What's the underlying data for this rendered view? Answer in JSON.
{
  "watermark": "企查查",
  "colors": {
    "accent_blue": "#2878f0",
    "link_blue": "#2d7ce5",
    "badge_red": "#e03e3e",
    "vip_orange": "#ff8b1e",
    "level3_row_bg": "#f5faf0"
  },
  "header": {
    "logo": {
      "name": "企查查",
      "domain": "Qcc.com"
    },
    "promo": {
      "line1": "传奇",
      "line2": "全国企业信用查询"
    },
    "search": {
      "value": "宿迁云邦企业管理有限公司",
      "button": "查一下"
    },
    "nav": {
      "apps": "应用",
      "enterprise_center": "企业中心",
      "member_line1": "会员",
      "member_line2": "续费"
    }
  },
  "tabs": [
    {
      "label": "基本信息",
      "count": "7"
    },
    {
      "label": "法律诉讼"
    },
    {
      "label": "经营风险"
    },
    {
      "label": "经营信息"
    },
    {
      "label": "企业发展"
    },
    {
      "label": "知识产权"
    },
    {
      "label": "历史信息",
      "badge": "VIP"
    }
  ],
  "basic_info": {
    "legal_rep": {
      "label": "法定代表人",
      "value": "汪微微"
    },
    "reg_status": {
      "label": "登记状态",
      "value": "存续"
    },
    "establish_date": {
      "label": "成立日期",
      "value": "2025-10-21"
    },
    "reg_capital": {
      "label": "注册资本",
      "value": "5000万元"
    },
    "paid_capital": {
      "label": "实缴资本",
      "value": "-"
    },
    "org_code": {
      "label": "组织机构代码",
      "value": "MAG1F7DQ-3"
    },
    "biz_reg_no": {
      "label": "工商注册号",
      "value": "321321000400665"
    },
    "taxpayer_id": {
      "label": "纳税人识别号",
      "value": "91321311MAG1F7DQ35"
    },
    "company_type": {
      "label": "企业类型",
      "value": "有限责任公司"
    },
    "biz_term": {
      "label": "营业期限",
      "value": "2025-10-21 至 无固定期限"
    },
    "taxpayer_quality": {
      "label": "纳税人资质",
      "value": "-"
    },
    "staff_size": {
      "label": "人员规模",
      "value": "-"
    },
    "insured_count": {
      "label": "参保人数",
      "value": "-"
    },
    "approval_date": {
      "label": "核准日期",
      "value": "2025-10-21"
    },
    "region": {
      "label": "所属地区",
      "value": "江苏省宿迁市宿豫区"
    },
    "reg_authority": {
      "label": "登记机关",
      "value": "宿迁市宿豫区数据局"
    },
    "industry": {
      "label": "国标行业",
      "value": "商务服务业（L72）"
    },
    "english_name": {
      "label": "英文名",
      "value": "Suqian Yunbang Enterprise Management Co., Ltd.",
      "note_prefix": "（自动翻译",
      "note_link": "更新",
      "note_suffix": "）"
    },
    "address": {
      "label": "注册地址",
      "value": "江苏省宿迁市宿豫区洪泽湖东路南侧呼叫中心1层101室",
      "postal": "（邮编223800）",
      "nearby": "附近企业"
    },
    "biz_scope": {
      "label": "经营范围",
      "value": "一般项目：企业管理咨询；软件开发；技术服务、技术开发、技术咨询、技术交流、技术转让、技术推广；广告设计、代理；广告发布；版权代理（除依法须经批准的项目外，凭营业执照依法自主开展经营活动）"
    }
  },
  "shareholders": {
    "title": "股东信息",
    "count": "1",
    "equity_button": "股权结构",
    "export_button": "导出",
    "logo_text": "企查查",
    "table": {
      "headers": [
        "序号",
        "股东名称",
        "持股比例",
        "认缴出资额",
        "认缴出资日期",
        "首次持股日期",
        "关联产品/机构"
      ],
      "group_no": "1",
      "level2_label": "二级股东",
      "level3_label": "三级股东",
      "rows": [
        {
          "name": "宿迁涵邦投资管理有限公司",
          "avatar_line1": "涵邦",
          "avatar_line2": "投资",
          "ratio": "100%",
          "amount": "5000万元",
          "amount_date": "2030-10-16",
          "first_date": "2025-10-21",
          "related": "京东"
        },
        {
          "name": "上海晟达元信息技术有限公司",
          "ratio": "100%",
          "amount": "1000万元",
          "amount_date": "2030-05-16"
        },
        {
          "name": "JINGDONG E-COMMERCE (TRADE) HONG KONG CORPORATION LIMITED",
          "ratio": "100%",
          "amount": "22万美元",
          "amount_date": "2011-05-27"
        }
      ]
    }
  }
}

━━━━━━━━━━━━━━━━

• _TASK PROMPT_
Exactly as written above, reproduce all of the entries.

• _ANSWER TO THIS TASK_
What's the underlying data for this rendered view? Answer in JSON.
{
  "watermark": "企查查",
  "colors": {
    "accent_blue": "#2878f0",
    "link_blue": "#2d7ce5",
    "badge_red": "#e03e3e",
    "vip_orange": "#ff8b1e",
    "level3_row_bg": "#f5faf0"
  },
  "header": {
    "logo": {
      "name": "企查查",
      "domain": "Qcc.com"
    },
    "promo": {
      "line1": "传奇",
      "line2": "全国企业信用查询"
    },
    "search": {
      "value": "宿迁云邦企业管理有限公司",
      "button": "查一下"
    },
    "nav": {
      "apps": "应用",
      "enterprise_center": "企业中心",
      "member_line1": "会员",
      "member_line2": "续费"
    }
  },
  "tabs": [
    {
      "label": "基本信息",
      "count": "7"
    },
    {
      "label": "法律诉讼"
    },
    {
      "label": "经营风险"
    },
    {
      "label": "经营信息"
    },
    {
      "label": "企业发展"
    },
    {
      "label": "知识产权"
    },
    {
      "label": "历史信息",
      "badge": "VIP"
    }
  ],
  "basic_info": {
    "legal_rep": {
      "label": "法定代表人",
      "value": "汪微微"
    },
    "reg_status": {
      "label": "登记状态",
      "value": "存续"
    },
    "establish_date": {
      "label": "成立日期",
      "value": "2025-10-21"
    },
    "reg_capital": {
      "label": "注册资本",
      "value": "5000万元"
    },
    "paid_capital": {
      "label": "实缴资本",
      "value": "-"
    },
    "org_code": {
      "label": "组织机构代码",
      "value": "MAG1F7DQ-3"
    },
    "biz_reg_no": {
      "label": "工商注册号",
      "value": "321321000400665"
    },
    "taxpayer_id": {
      "label": "纳税人识别号",
      "value": "91321311MAG1F7DQ35"
    },
    "company_type": {
      "label": "企业类型",
      "value": "有限责任公司"
    },
    "biz_term": {
      "label": "营业期限",
      "value": "2025-10-21 至 无固定期限"
    },
    "taxpayer_quality": {
      "label": "纳税人资质",
      "value": "-"
    },
    "staff_size": {
      "label": "人员规模",
      "value": "-"
    },
    "insured_count": {
      "label": "参保人数",
      "value": "-"
    },
    "approval_date": {
      "label": "核准日期",
      "value": "2025-10-21"
    },
    "region": {
      "label": "所属地区",
      "value": "江苏省宿迁市宿豫区"
    },
    "reg_authority": {
      "label": "登记机关",
      "value": "宿迁市宿豫区数据局"
    },
    "industry": {
      "label": "国标行业",
      "value": "商务服务业（L72）"
    },
    "english_name": {
      "label": "英文名",
      "value": "Suqian Yunbang Enterprise Management Co., Ltd.",
      "note_prefix": "（自动翻译",
      "note_link": "更新",
      "note_suffix": "）"
    },
    "address": {
      "label": "注册地址",
      "value": "江苏省宿迁市宿豫区洪泽湖东路南侧呼叫中心1层101室",
      "postal": "（邮编223800）",
      "nearby": "附近企业"
    },
    "biz_scope": {
      "label": "经营范围",
      "value": "一般项目：企业管理咨询；软件开发；技术服务、技术开发、技术咨询、技术交流、技术转让、技术推广；广告设计、代理；广告发布；版权代理（除依法须经批准的项目外，凭营业执照依法自主开展经营活动）"
    }
  },
  "shareholders": {
    "title": "股东信息",
    "count": "1",
    "equity_button": "股权结构",
    "export_button": "导出",
    "logo_text": "企查查",
    "table": {
      "headers": [
        "序号",
        "股东名称",
        "持股比例",
        "认缴出资额",
        "认缴出资日期",
        "首次持股日期",
        "关联产品/机构"
      ],
      "group_no": "1",
      "level2_label": "二级股东",
      "level3_label": "三级股东",
      "rows": [
        {
          "name": "宿迁涵邦投资管理有限公司",
          "avatar_line1": "涵邦",
          "avatar_line2": "投资",
          "ratio": "100%",
          "amount": "5000万元",
          "amount_date": "2030-10-16",
          "first_date": "2025-10-21",
          "related": "京东"
        },
        {
          "name": "上海晟达元信息技术有限公司",
          "ratio": "100%",
          "amount": "1000万元",
          "amount_date": "2030-05-16"
        },
        {
          "name": "JINGDONG E-COMMERCE (TRADE) HONG KONG CORPORATION LIMITED",
          "ratio": "100%",
          "amount": "22万美元",
          "amount_date": "2011-05-27"
        }
      ]
    }
  }
}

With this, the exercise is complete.